What is a Connector?
A Connector (including a Custom Connector) is a wrapper around an API that allows a service to communicate with Power Apps or Power Automate. Connectors allow the Power Platform to access data hosted on other Microsoft products or from completely separate organisations such as Salesforce.com, Oracle and a host of others. You can connect Power Apps to WordPress sites, do a SurveyMonkey questionnaire or take a payment using Stripe
At the time of writing, the Power Platform has 422 connectors supported by Microsoft and the number grows almost daily!
The full list of all Microsoft supported connectors is here: https://docs.microsoft.com/en-us/connectors/connector-reference
Custom Connectors - Some General Info
Of the current 422 connectors, 148 of those are ‘Standard Connectors’ providing access to both Microsoft and non-Microsoft data sources and services. Standard connectors do not require any additional Microsoft licensing, so if a standard connector is available for the data source you are wanting to access, then that is definitely what you should use
Generally speaking, for Power Apps connectors to other Microsoft products, if a connector interfaces with the Office 365 suite (ie OneDrive, Excel, SharePoint etc) it is considered to be an ‘enabler’ for O365 and therefore covered by standard Power Apps / O365 licencing
If the connector is for products outside O365 such as the many Azure or Dynamics services for example, then it is classed as premium and requires a standalone Power Apps or Power Automate plan license for everyone who uses the connector
Many connectors to non-Microsoft products are also classed as premium connectors so they too need a plan license for each user
Microsoft licensing is often a complex subject and there have been quite a few changes over recent months with some previously standard connectors now classed as premium
Here’s a link to the Power Apps & Power Automate licensing FAQs: https://docs.microsoft.com/en-us/power-platform/admin/powerapps-flow-licensing-faq
A very important point on is that you don’t need the premium licensing to create premium connectors and learn new skills!
One of the many great features of the Power Platform is that if none of the ‘out of the box’ connectors meets your needs, you can build your own custom connector

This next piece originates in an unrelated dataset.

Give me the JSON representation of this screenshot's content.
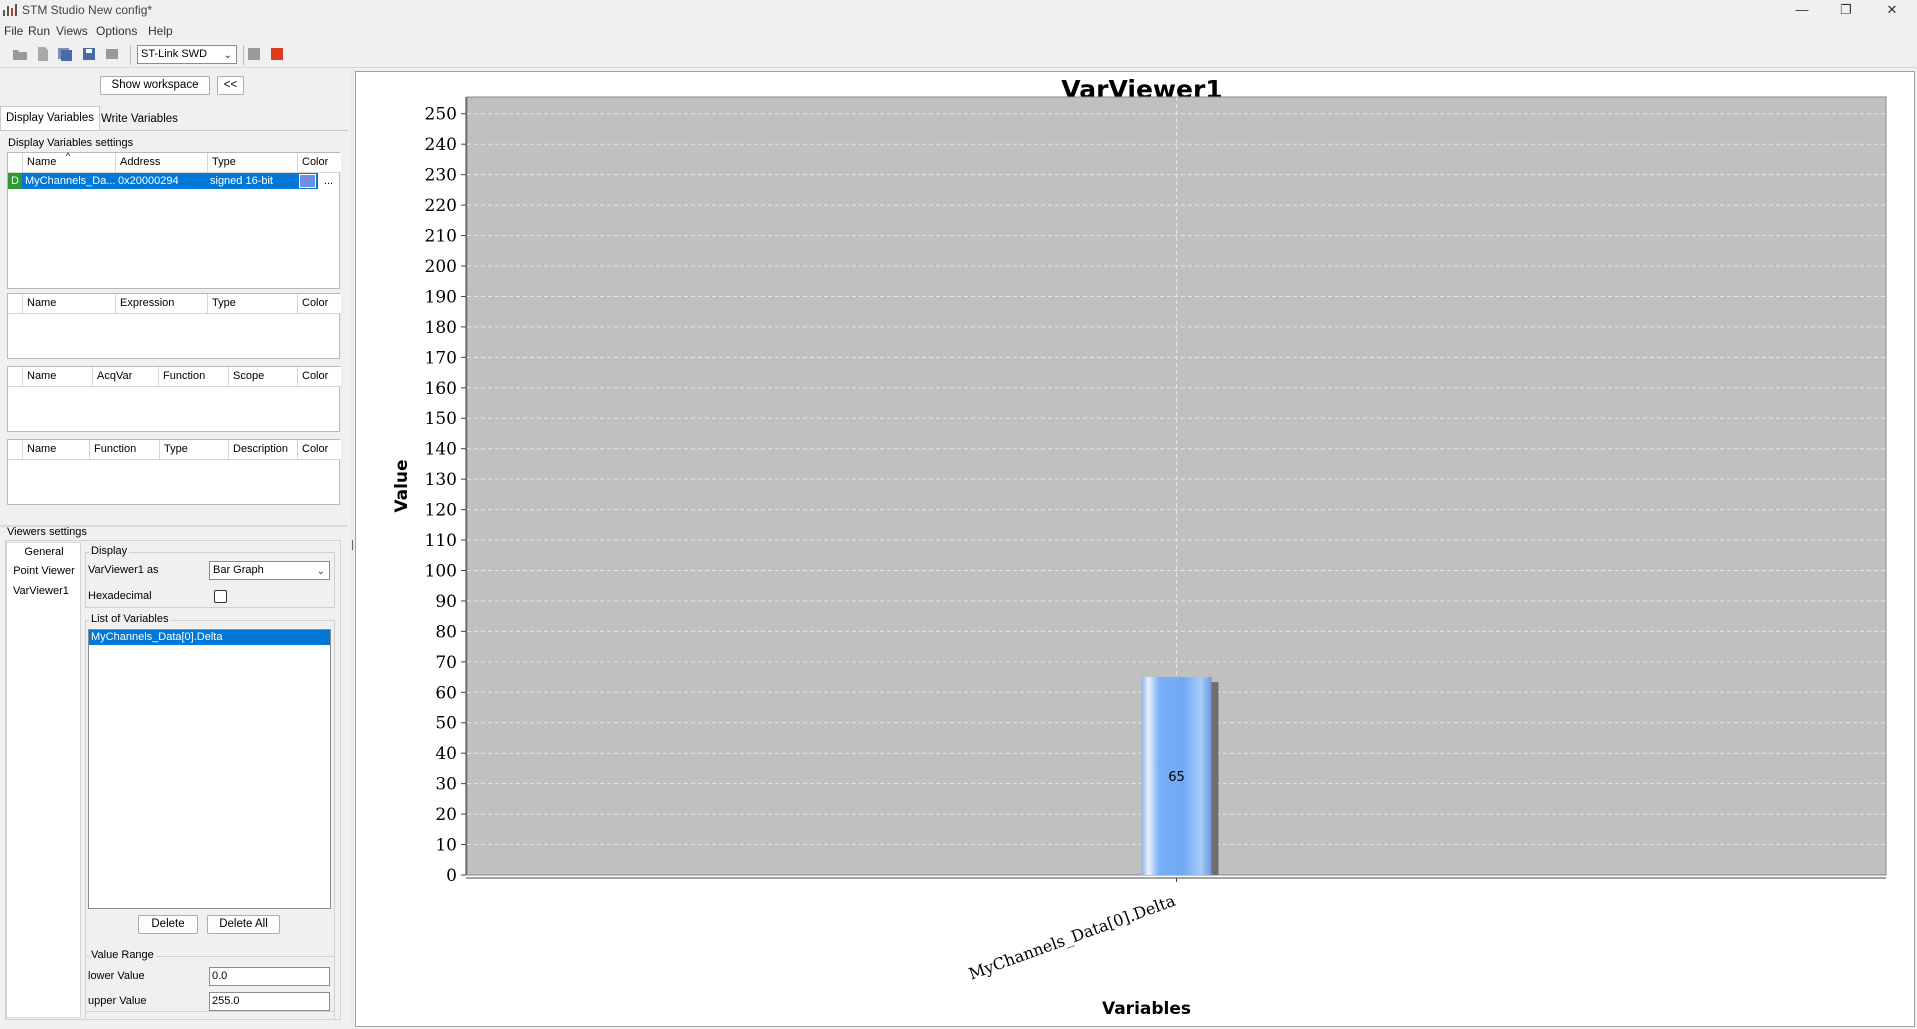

This sounds complicated but it often isn’t. Power Apps has a Custom Connector Wizard that walks you through creating the connector. See my blog posts Build a Basic Custom Connector and Custom Connectors, API Keys & Identifiers
Custom connectors are one of the easiest ways you can extend the Power Platform. You can use custom connectors as a data source in much the same way you would use SharePoint, though exactly what you are able to do depends on the data source itself and the functionality provided by the API
As well as organisations using custom connectors to access their own data, they can also be used to bring data from many publicly available sources into the Power Platform. Many organisations such as the BBC or Spotify have publicly accessible APIs with comprehensive documentation. There are also many other providers providing access to vast amounts of data such as food nutritional information, weather forecasts, census info and postcode/Zip code address lookups. The list is almost endless and using custom connectors to access these web services, you can bring all of this data directly into Power Apps. Some of the services charge for corporate use but the vast majority provide free access for developers and low volume users
It’s also worth bearing in mind that you can also use custom connectors to extend some of the pre-built Microsoft supported connectors if they don’t provide all the access or data you require
Why bother creating a Custom Connector rather than just use a HTTP call?
Well you could just make a HTTP request but there are good reasons why you should build a custom connector instead
- The first reason is simplicity. With a custom connector you can create it and make it available for you and your citizen developers. Power Apps developers are already familiar with using connectors so there are no new skills to learn
- Once you’ve built the custom connector it can be used in multiple Power Apps and Flows and doesn’t need to be re-created
- You avoid unnecessary complexity by avoiding the use of Power Automate. You can’t make direct HTTP calls in Power Apps but you can use custom connectors
- Because your users using the service are all using the one custom connector rather than separate HTTP calls, you gain better analytics and user logging. You can monitor the connectors usage in the Power Platform Admin Center
- Using the HTTP connector in Power Automate is also a premium feature so there is no cost benefit to not using a custom connector
- And finally, it’s not hard to build a custom connector. The Power Apps Custom Connector Wizard takes you through the process step by step and at the end you can test if it’s working. If not, you can go back and make tweaks